Growing AAC Professionals: AAC Awareness Month
Preparing graduate students to become effective clinicians for individuals with complex communication needs goes beyond classroom and clinical experiences. Future clinicians also have to learn how to advocate: for their client, for themselves, for their profession, and for the AAC field. Today, Clinical Associate Professor and SLP Krista Davidson, returns to share more about the teaching pre-professionals in the Communication Sciences and Disorders program at the University of Iowa about AAC Awareness Month.
Growing AAC Professionals: AAC Awareness Month
I love October! Not only is autumn my favorite season, but it’s also the month we celebrate AAC (although if you’re reading this, and you’re like me, you probably celebrate AAC all year long). Each October I ask my clinical team of students to complete a project in honor of AAC Awareness Month. In the past, they have created educational videos, infographics to share around our building and on social media, and even an AAC training module for hospital volunteers. These are not graded assignments, but a chance to apply what they have learned in a fun and creative way while also spreading awareness through an act of service. I offer them a few examples and suggestions but then let them take the reins together. This year I wanted to spread my team’s project a little further. They have designed shareable materials that you can use too! Below you will find their brief explanations and materials.
Trick-or-Treating Communication Boards
To help make trick-or-treating more accessible for everyone, we made Halloween-themed activity-based communication boards. They include a variety of core and fringe vocabulary words as well as phrases one may need while trick-or-treating, such as, ‘costume,’ ‘candy,’ ‘boo!’ and the all-important, ‘trick-or-treat.’ We laminated the boards to protect from rain or sticky fingers and attached them to lanyards so that children can wear them around their necks while out. They can also be used by adults handing out candy by taping them next to their front door for children to use. We made two signs to go next to the boards on the table in our waiting room to provide an explanation for people passing through.

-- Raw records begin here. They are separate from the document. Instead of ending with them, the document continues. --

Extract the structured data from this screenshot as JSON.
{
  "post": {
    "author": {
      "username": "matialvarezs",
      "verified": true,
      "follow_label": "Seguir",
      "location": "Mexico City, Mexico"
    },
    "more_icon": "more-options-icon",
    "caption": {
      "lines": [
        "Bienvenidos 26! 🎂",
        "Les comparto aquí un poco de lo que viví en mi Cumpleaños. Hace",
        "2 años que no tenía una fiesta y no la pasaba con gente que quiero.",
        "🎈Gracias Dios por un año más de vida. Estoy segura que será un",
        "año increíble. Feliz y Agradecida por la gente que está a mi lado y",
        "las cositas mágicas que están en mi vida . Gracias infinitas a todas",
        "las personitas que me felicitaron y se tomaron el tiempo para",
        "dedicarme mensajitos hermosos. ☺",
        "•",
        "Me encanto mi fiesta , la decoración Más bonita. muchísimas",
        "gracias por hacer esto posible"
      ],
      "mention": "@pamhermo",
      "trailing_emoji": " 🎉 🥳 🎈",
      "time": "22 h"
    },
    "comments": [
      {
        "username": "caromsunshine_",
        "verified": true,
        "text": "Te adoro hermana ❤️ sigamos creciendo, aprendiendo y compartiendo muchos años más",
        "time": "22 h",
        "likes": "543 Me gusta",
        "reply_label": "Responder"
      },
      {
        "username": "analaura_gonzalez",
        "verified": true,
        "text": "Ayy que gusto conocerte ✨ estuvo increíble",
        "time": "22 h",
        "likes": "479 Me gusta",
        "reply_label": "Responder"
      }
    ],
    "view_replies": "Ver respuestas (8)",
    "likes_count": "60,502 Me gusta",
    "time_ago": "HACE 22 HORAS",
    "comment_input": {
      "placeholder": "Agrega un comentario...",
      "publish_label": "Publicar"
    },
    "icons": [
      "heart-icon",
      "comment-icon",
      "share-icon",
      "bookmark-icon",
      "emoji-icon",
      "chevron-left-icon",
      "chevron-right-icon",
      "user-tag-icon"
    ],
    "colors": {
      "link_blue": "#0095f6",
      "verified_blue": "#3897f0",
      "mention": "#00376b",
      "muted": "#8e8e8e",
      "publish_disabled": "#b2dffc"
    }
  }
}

One sign is directed toward adults to explain that they can take a board and put it outside their house for trick-or-treaters in need. The other is directed toward children and their families who may need to use AAC while trick-or-treating.
To accompany the AAC boards, we made various cards for children to take with them when trick-or-treating. We made a few different versions to better fit each individual child/family. The wording for the signs was created for individuals who want to explain what AAC is, request that they need more time to communicate or to use the card as their way of saying trick-or-treat instead of using a board or another modality. We created two sizes for each version as well, to better accommodate any vision or motor difficulties. One is about the size of a postcard and the other is the size of a business card.
Lobby Banner Activity and AAC Information
Since our classroom building is also a speech and hearing clinic, we have many students, clients, and families visiting our lobby and waiting room areas. With this in mind, we had the idea to raise AAC awareness by hanging a large AAC board in our lobby. It really is an attention-getter! Nearby we hung printed information about AAC and added an activity:
- Make the longest sentence you can using the symbols on the AAC board.
- Answer this question using the AAC board: What do you like to do at the park?
- Ask someone else a question using the AAC board.
Our intention behind combining information with an activity is to give people the opportunity to experience using a communication board themselves. Our hope is that a greater understanding and ability to empathize will occur as people take the time to learn about and appreciate AAC as a valid and valuable form of communication.
Social Media Posts and Myth vs. Fact Sheet
For the month of AAC Awareness, we wrote posts for both Facebook and Instagram to debunk AAC myths that negatively affect AAC users. The posts highlighted October as AAC Awareness Month and outlined what AAC entails. You could “Swipe to learn more about AAC,” including its ASHA-certified definition, information about the diverse populations who use AAC, all that is included under the term AAC, and the wide array of types of AAC available from low-tech to high-tech. We made a myth versus fact sheet to clarify the reality and the possibilities of AAC.
Click on the images below for a downloadable file.
To further advocate for our clients and aid our clients in advocating for themselves, we designed AAC buttons that both AAC users and those who support them can wear. We created 3 different designs, reading, “I use AAC,” “AAC User,” or “Ask Me About AAC.” These buttons can be worn on backpacks, shirts, hats, and more in an effort to spread awareness and acceptance of AAC. By collaborating with our NSSLHA chapter here at Iowa we were able to provide buttons to our AAC users and their families and friends at no cost. The buttons (along with stickers and magnets) were also uploaded to our NSSLHA chapter’s merchandise website, Redbubble, where they are available for purchase to anyone with the link to this website. We plan to donate any profits to the United States Society for AAC.
About the Guest Authors
Krista Davidson is a clinical associate professor in the Department of Communication Sciences and Disorders at The University of Iowa. She can be reached at email@example.com
Brianna Brodeur, Katie Gardner, Stephanie Garoufalis, Hanna Henderson, Kristen Hyland, Lexi Keegan, Emma Landsom, and Maggie McGrath are graduate clinicians and MA students in the Department of Communication Sciences and Disorders at The University of Iowa.
This post was written by Carole Zangari